How to complete this task
Report each line of the records below that uses the word "name".

(Web page and app entries)
^^^^

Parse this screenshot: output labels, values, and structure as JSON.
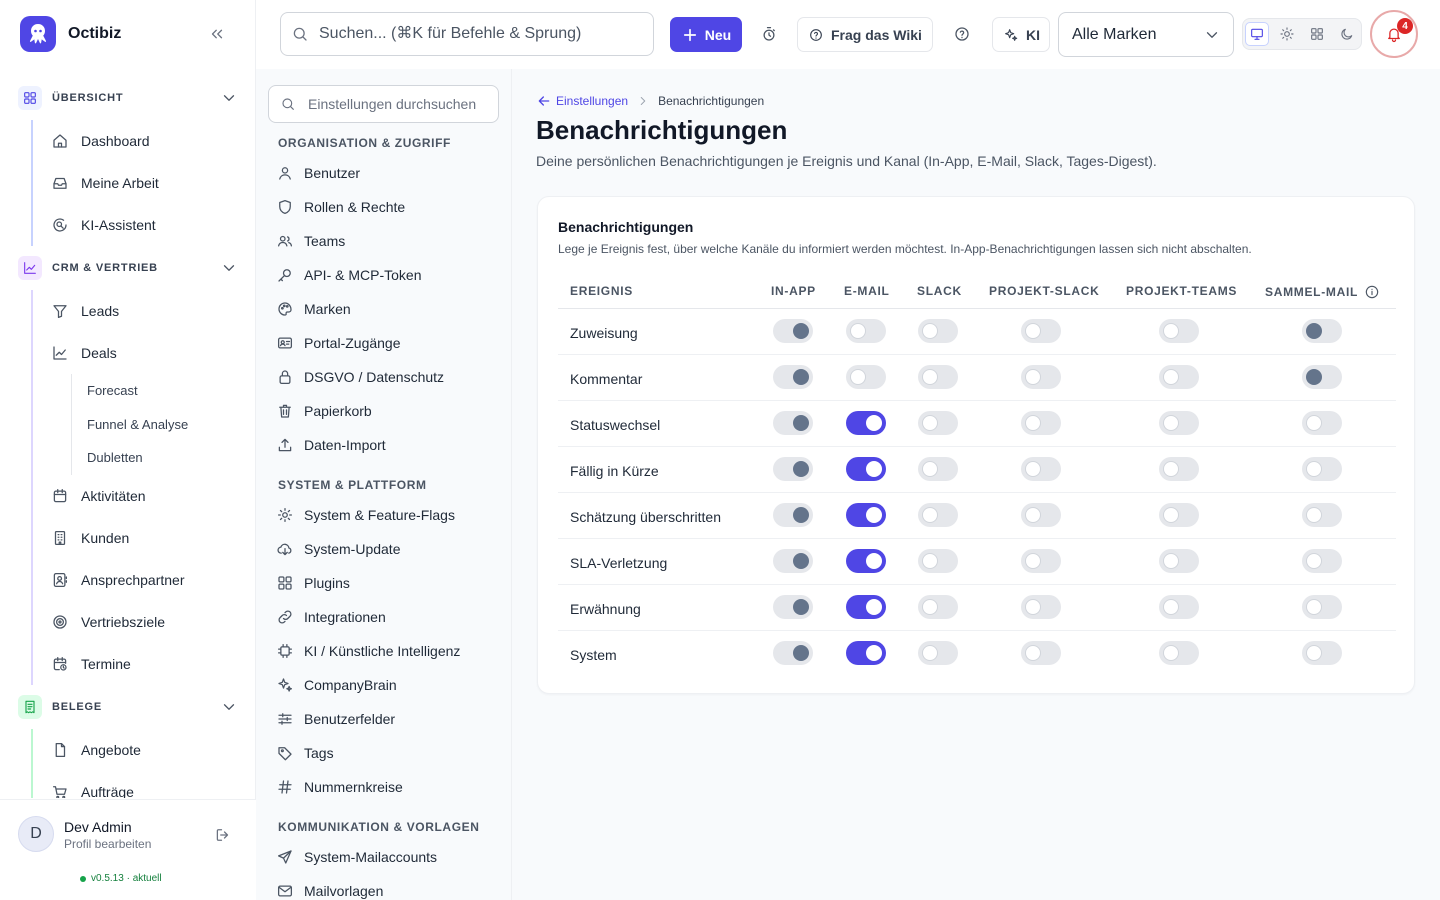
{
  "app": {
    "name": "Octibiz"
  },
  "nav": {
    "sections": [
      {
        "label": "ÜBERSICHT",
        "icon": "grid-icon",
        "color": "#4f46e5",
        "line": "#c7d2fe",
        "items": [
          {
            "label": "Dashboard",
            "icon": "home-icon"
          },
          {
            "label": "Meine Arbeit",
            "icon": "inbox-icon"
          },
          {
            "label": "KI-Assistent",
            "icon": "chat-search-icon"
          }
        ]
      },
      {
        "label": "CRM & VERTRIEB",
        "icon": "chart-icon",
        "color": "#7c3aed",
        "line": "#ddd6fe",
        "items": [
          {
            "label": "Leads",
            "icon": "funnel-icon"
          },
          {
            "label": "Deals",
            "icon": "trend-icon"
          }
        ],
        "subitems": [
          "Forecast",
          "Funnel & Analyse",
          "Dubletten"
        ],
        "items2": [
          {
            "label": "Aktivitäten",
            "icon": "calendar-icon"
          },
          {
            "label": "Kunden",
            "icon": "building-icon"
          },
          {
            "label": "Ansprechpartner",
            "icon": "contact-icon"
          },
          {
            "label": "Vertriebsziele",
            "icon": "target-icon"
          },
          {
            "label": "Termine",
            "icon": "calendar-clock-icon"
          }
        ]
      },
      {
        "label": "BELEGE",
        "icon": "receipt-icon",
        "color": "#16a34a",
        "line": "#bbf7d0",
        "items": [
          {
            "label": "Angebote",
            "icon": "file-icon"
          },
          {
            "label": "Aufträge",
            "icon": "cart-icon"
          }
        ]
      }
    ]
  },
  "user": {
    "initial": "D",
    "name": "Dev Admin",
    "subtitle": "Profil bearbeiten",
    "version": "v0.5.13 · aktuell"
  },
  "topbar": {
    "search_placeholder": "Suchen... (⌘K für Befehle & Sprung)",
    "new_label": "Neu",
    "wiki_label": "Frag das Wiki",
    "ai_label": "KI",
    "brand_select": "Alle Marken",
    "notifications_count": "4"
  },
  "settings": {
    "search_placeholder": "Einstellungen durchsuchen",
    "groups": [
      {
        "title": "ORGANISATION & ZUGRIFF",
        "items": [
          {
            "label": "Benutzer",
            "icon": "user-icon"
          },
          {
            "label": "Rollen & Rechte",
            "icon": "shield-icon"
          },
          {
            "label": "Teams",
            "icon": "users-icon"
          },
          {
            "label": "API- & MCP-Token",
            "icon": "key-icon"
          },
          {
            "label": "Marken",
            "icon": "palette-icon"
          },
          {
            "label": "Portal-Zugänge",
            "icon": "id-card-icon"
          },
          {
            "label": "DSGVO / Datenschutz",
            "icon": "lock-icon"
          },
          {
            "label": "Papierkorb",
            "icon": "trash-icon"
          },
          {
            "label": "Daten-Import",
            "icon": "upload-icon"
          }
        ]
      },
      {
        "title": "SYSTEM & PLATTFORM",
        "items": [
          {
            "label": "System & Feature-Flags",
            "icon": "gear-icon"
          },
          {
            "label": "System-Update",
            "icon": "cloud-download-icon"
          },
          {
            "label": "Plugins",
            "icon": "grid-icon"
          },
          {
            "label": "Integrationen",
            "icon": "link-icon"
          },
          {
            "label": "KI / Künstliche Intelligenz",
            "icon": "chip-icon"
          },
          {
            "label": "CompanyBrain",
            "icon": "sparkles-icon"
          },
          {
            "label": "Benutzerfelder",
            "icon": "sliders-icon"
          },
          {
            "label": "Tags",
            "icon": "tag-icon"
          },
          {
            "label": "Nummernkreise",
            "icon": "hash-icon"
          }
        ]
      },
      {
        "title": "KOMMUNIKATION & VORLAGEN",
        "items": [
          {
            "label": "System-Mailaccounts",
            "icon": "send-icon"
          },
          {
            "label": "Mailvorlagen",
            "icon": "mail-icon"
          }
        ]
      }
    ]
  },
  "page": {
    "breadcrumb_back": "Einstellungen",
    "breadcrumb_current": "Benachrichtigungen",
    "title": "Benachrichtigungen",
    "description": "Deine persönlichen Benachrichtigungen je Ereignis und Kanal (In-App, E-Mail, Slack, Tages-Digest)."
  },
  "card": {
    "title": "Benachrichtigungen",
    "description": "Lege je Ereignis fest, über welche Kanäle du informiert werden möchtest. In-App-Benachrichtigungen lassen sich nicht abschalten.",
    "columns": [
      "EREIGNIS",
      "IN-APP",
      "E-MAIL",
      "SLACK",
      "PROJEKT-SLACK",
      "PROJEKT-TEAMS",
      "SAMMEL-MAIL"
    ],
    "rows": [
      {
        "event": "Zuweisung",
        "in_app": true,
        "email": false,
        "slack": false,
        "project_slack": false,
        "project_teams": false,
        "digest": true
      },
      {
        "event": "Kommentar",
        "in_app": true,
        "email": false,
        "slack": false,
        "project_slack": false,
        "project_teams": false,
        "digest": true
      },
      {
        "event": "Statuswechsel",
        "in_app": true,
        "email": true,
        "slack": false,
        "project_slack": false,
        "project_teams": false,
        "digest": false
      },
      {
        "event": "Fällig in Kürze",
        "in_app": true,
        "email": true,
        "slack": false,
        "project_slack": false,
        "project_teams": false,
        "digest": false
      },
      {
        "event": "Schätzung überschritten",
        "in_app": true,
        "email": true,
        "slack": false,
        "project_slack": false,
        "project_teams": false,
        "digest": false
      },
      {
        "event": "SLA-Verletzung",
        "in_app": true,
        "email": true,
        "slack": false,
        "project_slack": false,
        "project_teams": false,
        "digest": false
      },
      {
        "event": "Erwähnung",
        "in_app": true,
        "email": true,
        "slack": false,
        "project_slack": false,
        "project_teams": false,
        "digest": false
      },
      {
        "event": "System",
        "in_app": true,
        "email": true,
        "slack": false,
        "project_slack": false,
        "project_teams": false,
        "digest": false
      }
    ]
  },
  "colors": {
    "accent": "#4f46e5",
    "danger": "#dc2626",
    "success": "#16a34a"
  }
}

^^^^

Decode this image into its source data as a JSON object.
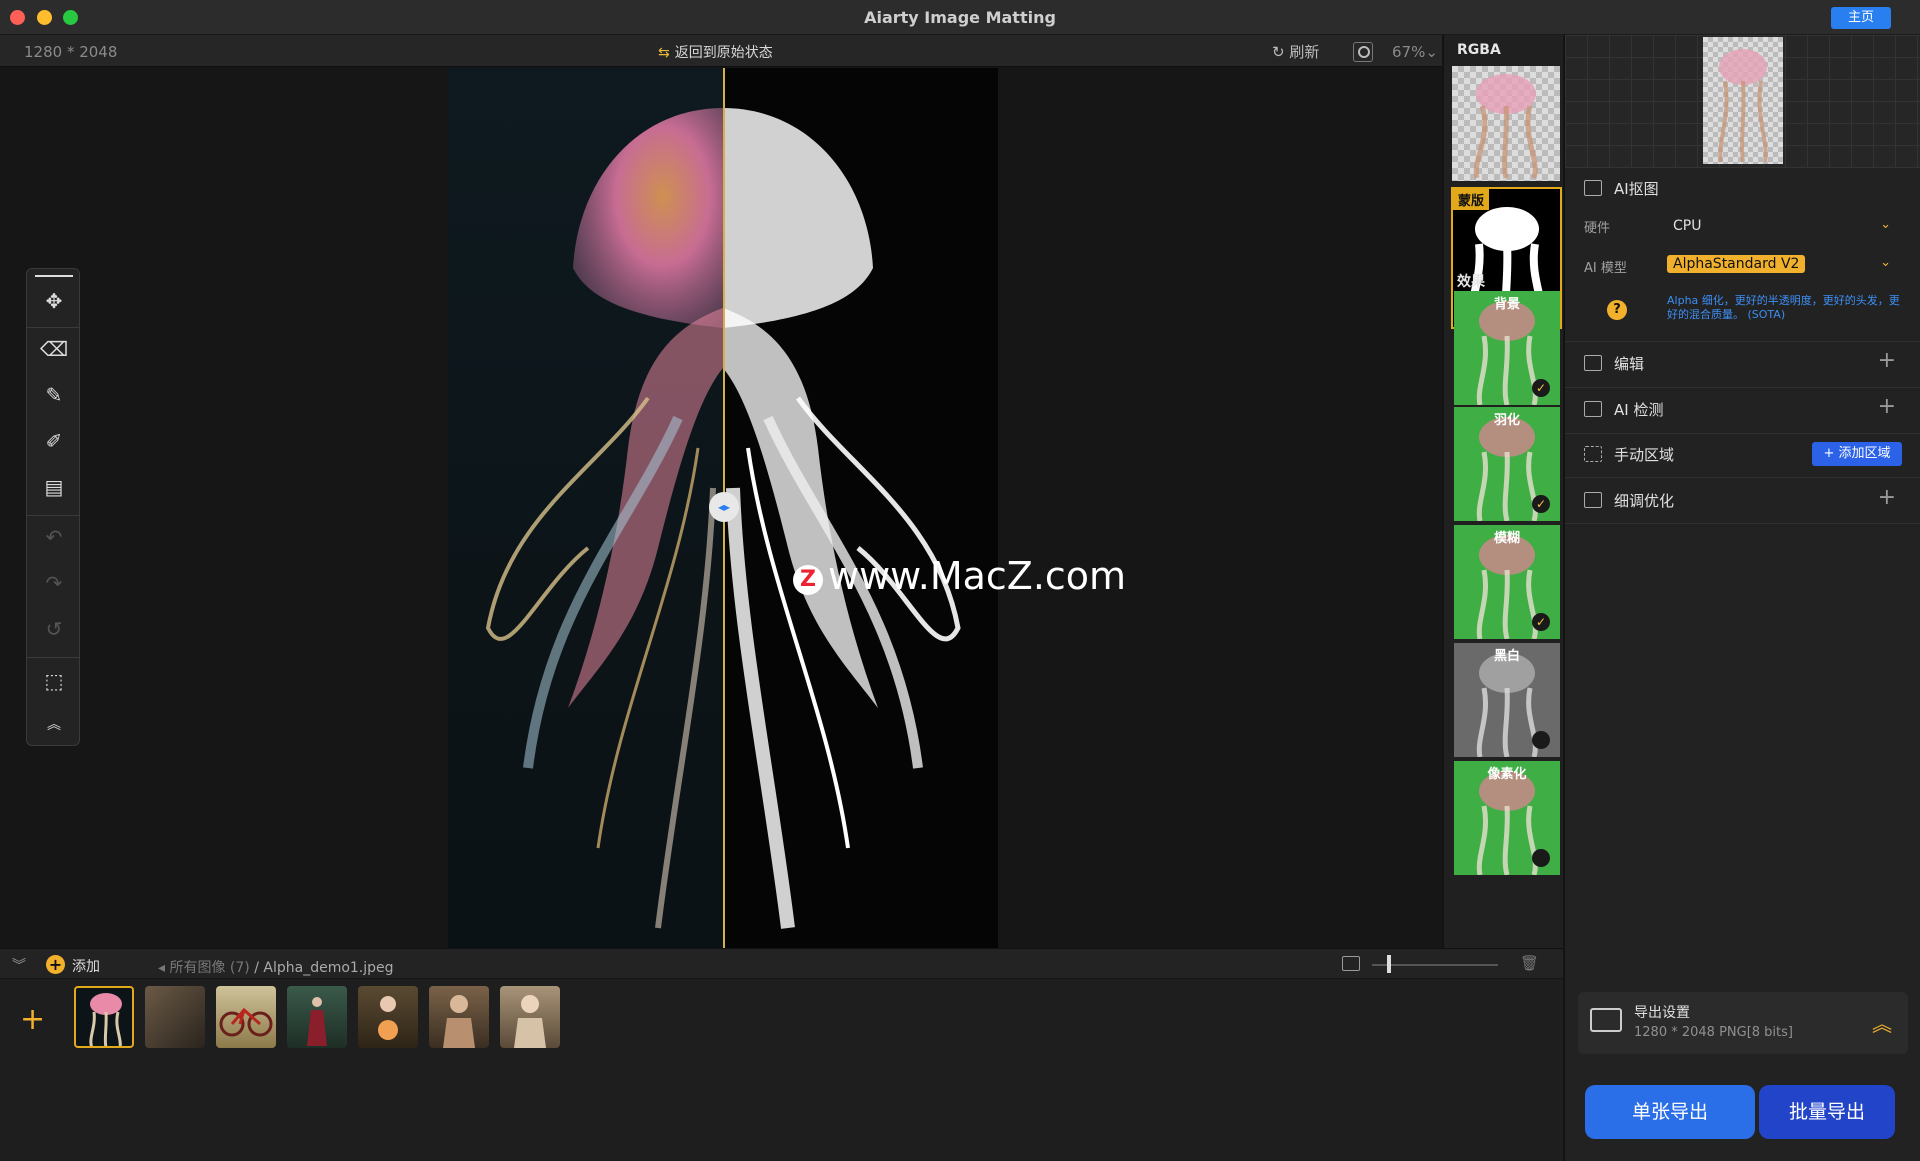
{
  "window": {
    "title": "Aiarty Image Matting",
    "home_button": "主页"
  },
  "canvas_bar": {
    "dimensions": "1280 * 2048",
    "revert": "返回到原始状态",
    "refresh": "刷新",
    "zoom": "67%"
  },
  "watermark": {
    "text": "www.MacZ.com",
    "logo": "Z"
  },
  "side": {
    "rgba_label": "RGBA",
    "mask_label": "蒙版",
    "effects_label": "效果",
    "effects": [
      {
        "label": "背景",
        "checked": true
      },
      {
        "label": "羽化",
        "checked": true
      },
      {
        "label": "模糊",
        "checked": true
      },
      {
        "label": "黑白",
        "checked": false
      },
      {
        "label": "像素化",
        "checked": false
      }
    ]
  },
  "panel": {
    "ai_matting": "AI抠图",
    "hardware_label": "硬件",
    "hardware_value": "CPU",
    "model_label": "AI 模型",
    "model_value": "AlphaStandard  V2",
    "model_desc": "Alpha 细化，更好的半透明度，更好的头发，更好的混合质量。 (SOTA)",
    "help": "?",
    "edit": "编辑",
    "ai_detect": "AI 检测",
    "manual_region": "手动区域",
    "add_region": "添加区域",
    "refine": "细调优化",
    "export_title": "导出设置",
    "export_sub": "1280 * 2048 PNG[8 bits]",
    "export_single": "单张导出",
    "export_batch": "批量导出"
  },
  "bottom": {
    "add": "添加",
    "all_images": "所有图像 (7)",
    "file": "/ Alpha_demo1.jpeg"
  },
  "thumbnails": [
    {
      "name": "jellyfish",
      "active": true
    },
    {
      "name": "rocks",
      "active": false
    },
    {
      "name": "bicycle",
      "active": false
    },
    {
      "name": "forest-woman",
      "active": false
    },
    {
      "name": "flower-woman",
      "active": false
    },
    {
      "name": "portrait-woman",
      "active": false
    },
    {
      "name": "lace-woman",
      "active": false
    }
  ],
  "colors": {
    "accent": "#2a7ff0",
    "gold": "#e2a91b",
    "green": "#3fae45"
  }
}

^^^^

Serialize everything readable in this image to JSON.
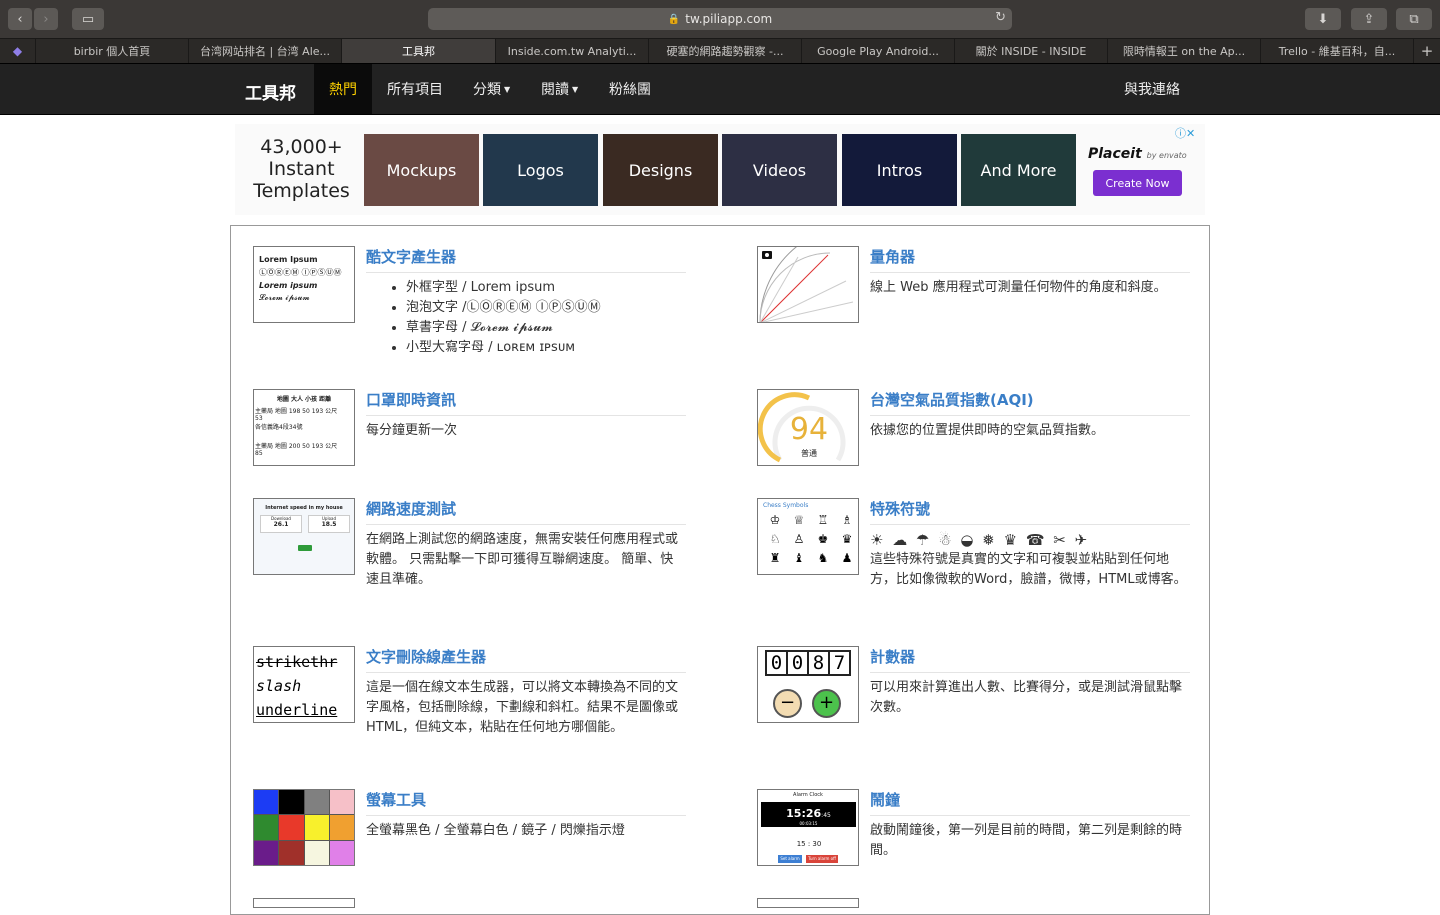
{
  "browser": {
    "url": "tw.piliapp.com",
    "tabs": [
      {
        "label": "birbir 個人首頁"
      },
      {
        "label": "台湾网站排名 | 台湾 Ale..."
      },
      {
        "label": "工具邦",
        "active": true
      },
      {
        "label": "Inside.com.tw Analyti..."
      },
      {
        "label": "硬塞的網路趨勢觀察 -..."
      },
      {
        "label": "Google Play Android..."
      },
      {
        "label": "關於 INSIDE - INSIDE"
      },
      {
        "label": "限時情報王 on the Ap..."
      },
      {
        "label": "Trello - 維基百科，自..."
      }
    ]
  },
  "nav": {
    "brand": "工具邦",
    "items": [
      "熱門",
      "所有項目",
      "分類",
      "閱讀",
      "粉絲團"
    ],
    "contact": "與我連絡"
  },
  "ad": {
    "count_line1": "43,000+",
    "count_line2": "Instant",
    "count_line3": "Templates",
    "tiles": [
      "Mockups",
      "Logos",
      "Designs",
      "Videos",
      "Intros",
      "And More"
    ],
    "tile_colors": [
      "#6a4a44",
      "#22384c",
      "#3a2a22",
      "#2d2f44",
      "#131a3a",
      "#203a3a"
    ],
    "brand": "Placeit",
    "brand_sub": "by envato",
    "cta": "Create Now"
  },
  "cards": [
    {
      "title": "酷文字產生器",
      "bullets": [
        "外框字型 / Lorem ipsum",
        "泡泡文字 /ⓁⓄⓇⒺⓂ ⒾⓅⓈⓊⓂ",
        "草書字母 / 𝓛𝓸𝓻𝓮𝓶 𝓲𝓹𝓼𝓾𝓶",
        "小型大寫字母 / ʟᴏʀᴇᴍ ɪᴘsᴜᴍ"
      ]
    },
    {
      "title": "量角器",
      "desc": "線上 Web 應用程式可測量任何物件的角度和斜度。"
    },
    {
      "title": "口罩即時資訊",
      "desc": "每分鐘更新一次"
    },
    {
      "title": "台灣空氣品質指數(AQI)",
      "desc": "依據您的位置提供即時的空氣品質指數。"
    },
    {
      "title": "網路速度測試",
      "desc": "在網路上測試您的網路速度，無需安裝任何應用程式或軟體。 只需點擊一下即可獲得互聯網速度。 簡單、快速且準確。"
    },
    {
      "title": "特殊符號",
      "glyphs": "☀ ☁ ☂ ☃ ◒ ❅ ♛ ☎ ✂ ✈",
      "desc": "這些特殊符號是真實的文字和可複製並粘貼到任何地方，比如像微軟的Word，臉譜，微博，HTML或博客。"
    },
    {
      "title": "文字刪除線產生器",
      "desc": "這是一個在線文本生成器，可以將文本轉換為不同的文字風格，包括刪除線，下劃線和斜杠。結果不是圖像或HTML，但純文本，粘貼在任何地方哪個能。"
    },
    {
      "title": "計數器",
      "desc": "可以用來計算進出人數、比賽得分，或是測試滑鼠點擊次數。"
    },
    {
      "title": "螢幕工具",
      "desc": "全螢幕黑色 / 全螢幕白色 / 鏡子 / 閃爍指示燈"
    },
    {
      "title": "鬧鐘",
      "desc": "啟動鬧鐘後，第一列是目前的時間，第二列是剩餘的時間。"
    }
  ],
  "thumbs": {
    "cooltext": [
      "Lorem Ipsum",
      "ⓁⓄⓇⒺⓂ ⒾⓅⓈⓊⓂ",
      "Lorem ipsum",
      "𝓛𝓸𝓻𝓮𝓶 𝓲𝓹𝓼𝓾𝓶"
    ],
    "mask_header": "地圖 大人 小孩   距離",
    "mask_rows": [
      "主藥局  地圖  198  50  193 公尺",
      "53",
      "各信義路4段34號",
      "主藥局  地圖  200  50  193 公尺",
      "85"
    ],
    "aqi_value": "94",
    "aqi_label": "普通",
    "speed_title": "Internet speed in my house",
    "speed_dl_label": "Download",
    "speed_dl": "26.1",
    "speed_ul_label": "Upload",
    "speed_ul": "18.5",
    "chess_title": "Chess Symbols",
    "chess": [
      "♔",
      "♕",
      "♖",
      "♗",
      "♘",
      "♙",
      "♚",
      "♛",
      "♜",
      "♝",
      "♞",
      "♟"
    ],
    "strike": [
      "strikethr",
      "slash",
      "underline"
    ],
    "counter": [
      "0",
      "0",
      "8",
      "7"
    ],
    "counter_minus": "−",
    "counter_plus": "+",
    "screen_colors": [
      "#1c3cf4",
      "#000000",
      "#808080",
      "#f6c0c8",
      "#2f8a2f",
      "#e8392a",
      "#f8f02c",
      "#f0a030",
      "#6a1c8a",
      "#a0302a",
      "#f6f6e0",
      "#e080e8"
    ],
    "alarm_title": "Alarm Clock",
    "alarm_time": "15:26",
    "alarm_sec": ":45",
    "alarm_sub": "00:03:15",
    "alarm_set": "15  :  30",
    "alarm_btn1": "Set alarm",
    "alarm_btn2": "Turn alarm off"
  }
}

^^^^

Solution to the problem
    "name": "Octibiz"
    "name": "Dev Admin",
      "name": "jellyfish",
      "name": "rocks",
      "name": "bicycle",
      "name": "forest-woman",
      "name": "flower-woman",
      "name": "portrait-woman",
      "name": "lace-woman",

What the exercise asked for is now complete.